## HOW TO COMPLETE THIS TASK
Reproduce all records below exactly.

## DATA FOR REVIEW
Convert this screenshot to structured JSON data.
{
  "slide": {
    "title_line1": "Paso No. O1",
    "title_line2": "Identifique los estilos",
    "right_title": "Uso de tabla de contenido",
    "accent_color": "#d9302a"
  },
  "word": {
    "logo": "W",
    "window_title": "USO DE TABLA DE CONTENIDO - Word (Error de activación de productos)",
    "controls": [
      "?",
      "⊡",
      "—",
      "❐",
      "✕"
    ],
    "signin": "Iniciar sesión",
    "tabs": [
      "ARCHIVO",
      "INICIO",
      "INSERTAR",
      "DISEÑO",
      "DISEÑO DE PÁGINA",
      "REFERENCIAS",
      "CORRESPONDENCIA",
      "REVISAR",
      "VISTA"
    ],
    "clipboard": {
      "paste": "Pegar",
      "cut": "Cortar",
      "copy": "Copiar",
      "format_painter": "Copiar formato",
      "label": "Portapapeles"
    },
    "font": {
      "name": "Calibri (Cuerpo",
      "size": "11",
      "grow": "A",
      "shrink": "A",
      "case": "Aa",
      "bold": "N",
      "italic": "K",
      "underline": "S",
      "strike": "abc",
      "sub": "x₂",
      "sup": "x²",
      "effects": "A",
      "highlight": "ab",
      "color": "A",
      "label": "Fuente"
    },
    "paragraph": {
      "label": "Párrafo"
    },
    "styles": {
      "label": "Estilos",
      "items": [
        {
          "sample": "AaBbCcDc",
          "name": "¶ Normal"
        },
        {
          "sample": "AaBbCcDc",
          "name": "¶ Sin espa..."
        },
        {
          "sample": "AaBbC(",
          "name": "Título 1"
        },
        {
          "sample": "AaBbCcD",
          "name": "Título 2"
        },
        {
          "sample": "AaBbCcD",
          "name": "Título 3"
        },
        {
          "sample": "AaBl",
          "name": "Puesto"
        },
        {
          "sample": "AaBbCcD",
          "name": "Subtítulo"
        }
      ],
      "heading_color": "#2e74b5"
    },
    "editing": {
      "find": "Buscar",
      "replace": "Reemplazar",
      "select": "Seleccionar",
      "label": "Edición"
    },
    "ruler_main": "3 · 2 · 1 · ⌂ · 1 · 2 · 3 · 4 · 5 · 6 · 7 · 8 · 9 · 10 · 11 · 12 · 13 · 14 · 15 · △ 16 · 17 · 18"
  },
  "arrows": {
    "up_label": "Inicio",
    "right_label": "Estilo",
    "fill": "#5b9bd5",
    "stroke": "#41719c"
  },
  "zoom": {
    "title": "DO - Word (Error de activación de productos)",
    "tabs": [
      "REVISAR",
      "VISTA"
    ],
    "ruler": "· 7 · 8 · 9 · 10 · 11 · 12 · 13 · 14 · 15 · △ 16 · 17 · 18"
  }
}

## RESPONSE TO THE EXERCISE
Convert this screenshot to structured JSON data.
{
  "slide": {
    "title_line1": "Paso No. O1",
    "title_line2": "Identifique los estilos",
    "right_title": "Uso de tabla de contenido",
    "accent_color": "#d9302a"
  },
  "word": {
    "logo": "W",
    "window_title": "USO DE TABLA DE CONTENIDO - Word (Error de activación de productos)",
    "controls": [
      "?",
      "⊡",
      "—",
      "❐",
      "✕"
    ],
    "signin": "Iniciar sesión",
    "tabs": [
      "ARCHIVO",
      "INICIO",
      "INSERTAR",
      "DISEÑO",
      "DISEÑO DE PÁGINA",
      "REFERENCIAS",
      "CORRESPONDENCIA",
      "REVISAR",
      "VISTA"
    ],
    "clipboard": {
      "paste": "Pegar",
      "cut": "Cortar",
      "copy": "Copiar",
      "format_painter": "Copiar formato",
      "label": "Portapapeles"
    },
    "font": {
      "name": "Calibri (Cuerpo",
      "size": "11",
      "grow": "A",
      "shrink": "A",
      "case": "Aa",
      "bold": "N",
      "italic": "K",
      "underline": "S",
      "strike": "abc",
      "sub": "x₂",
      "sup": "x²",
      "effects": "A",
      "highlight": "ab",
      "color": "A",
      "label": "Fuente"
    },
    "paragraph": {
      "label": "Párrafo"
    },
    "styles": {
      "label": "Estilos",
      "items": [
        {
          "sample": "AaBbCcDc",
          "name": "¶ Normal"
        },
        {
          "sample": "AaBbCcDc",
          "name": "¶ Sin espa..."
        },
        {
          "sample": "AaBbC(",
          "name": "Título 1"
        },
        {
          "sample": "AaBbCcD",
          "name": "Título 2"
        },
        {
          "sample": "AaBbCcD",
          "name": "Título 3"
        },
        {
          "sample": "AaBl",
          "name": "Puesto"
        },
        {
          "sample": "AaBbCcD",
          "name": "Subtítulo"
        }
      ],
      "heading_color": "#2e74b5"
    },
    "editing": {
      "find": "Buscar",
      "replace": "Reemplazar",
      "select": "Seleccionar",
      "label": "Edición"
    },
    "ruler_main": "3 · 2 · 1 · ⌂ · 1 · 2 · 3 · 4 · 5 · 6 · 7 · 8 · 9 · 10 · 11 · 12 · 13 · 14 · 15 · △ 16 · 17 · 18"
  },
  "arrows": {
    "up_label": "Inicio",
    "right_label": "Estilo",
    "fill": "#5b9bd5",
    "stroke": "#41719c"
  },
  "zoom": {
    "title": "DO - Word (Error de activación de productos)",
    "tabs": [
      "REVISAR",
      "VISTA"
    ],
    "ruler": "· 7 · 8 · 9 · 10 · 11 · 12 · 13 · 14 · 15 · △ 16 · 17 · 18"
  }
}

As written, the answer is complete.